Your task ▸ Check each line of the entries below for the string "Seminars"; copy every line where it appears.

Entries from a dataset of interfaces ▸
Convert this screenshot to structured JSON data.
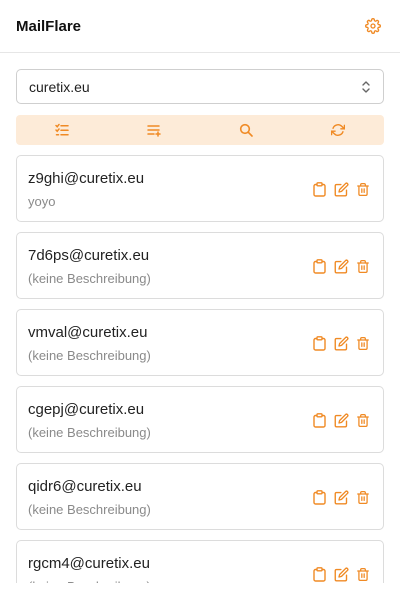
{
  "app": {
    "title": "MailFlare"
  },
  "domain_select": {
    "value": "curetix.eu"
  },
  "toolbar": {
    "buttons": [
      {
        "icon": "list-check-icon"
      },
      {
        "icon": "list-add-icon"
      },
      {
        "icon": "search-icon"
      },
      {
        "icon": "refresh-icon"
      }
    ]
  },
  "colors": {
    "accent": "#f08a24",
    "toolbar_bg": "#fdebd8"
  },
  "addresses": [
    {
      "email": "z9ghi@curetix.eu",
      "description": "yoyo"
    },
    {
      "email": "7d6ps@curetix.eu",
      "description": "(keine Beschreibung)"
    },
    {
      "email": "vmval@curetix.eu",
      "description": "(keine Beschreibung)"
    },
    {
      "email": "cgepj@curetix.eu",
      "description": "(keine Beschreibung)"
    },
    {
      "email": "qidr6@curetix.eu",
      "description": "(keine Beschreibung)"
    },
    {
      "email": "rgcm4@curetix.eu",
      "description": "(keine Beschreibung)"
    }
  ]
}
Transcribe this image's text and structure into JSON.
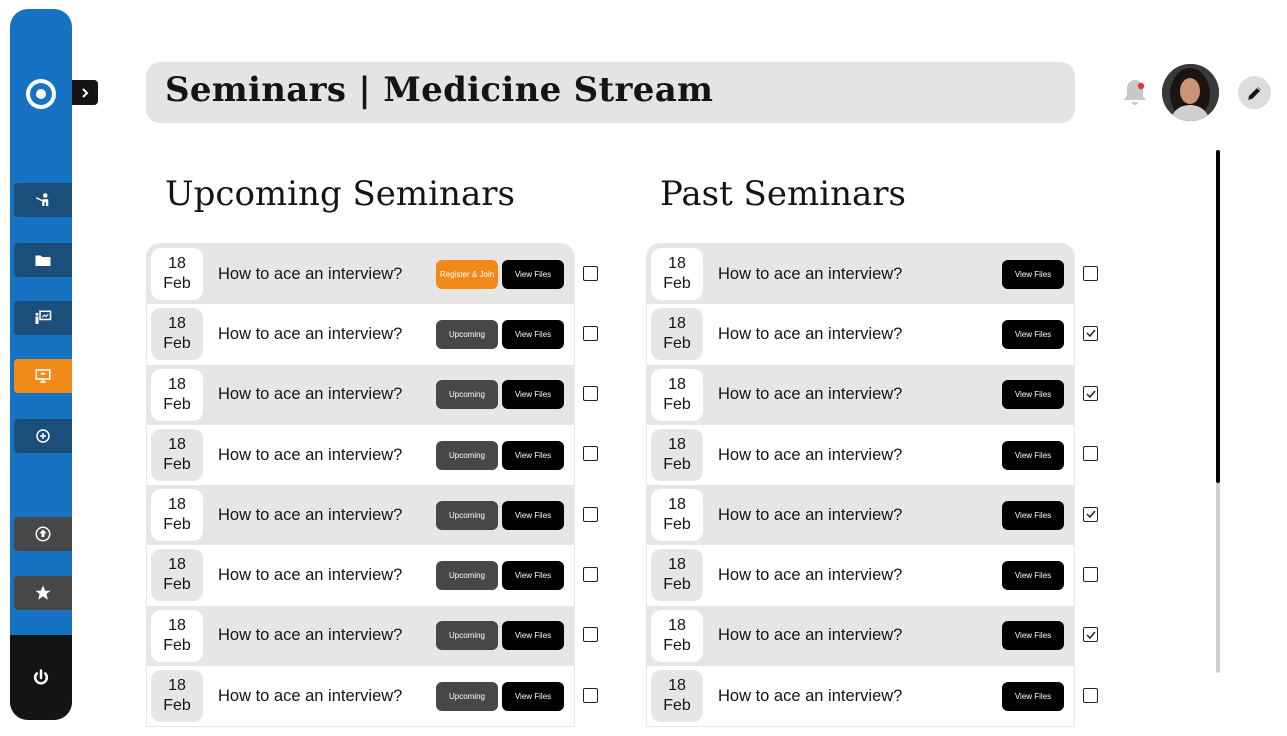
{
  "header": {
    "title": "Seminars | Medicine Stream"
  },
  "sidebar": {
    "logo_icon": "portal-logo-icon",
    "items": [
      {
        "name": "teacher-icon",
        "state": "dark"
      },
      {
        "name": "folder-icon",
        "state": "dark"
      },
      {
        "name": "classroom-icon",
        "state": "dark"
      },
      {
        "name": "seminar-icon",
        "state": "active"
      },
      {
        "name": "add-icon",
        "state": "dark"
      },
      {
        "name": "upload-icon",
        "state": "gray"
      },
      {
        "name": "star-icon",
        "state": "gray"
      }
    ],
    "power_icon": "power-icon",
    "accent_color": "#1672c3",
    "active_color": "#f28a1a"
  },
  "upcoming": {
    "heading": "Upcoming Seminars",
    "rows": [
      {
        "day": "18",
        "month": "Feb",
        "title": "How to ace an interview?",
        "status": "Register & Join",
        "files": "View Files",
        "checked": false
      },
      {
        "day": "18",
        "month": "Feb",
        "title": "How to ace an interview?",
        "status": "Upcoming",
        "files": "View Files",
        "checked": false
      },
      {
        "day": "18",
        "month": "Feb",
        "title": "How to ace an interview?",
        "status": "Upcoming",
        "files": "View Files",
        "checked": false
      },
      {
        "day": "18",
        "month": "Feb",
        "title": "How to ace an interview?",
        "status": "Upcoming",
        "files": "View Files",
        "checked": false
      },
      {
        "day": "18",
        "month": "Feb",
        "title": "How to ace an interview?",
        "status": "Upcoming",
        "files": "View Files",
        "checked": false
      },
      {
        "day": "18",
        "month": "Feb",
        "title": "How to ace an interview?",
        "status": "Upcoming",
        "files": "View Files",
        "checked": false
      },
      {
        "day": "18",
        "month": "Feb",
        "title": "How to ace an interview?",
        "status": "Upcoming",
        "files": "View Files",
        "checked": false
      },
      {
        "day": "18",
        "month": "Feb",
        "title": "How to ace an interview?",
        "status": "Upcoming",
        "files": "View Files",
        "checked": false
      }
    ]
  },
  "past": {
    "heading": "Past Seminars",
    "rows": [
      {
        "day": "18",
        "month": "Feb",
        "title": "How to ace an interview?",
        "files": "View Files",
        "checked": false
      },
      {
        "day": "18",
        "month": "Feb",
        "title": "How to ace an interview?",
        "files": "View Files",
        "checked": true
      },
      {
        "day": "18",
        "month": "Feb",
        "title": "How to ace an interview?",
        "files": "View Files",
        "checked": true
      },
      {
        "day": "18",
        "month": "Feb",
        "title": "How to ace an interview?",
        "files": "View Files",
        "checked": false
      },
      {
        "day": "18",
        "month": "Feb",
        "title": "How to ace an interview?",
        "files": "View Files",
        "checked": true
      },
      {
        "day": "18",
        "month": "Feb",
        "title": "How to ace an interview?",
        "files": "View Files",
        "checked": false
      },
      {
        "day": "18",
        "month": "Feb",
        "title": "How to ace an interview?",
        "files": "View Files",
        "checked": true
      },
      {
        "day": "18",
        "month": "Feb",
        "title": "How to ace an interview?",
        "files": "View Files",
        "checked": false
      }
    ]
  },
  "topbar": {
    "notification_icon": "bell-icon",
    "avatar_icon": "avatar",
    "edit_icon": "pencil-icon",
    "has_unread": true
  }
}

Answer box ▸
    "title": "Seminars | Medicine Stream"
    "heading": "Upcoming Seminars",
    "heading": "Past Seminars",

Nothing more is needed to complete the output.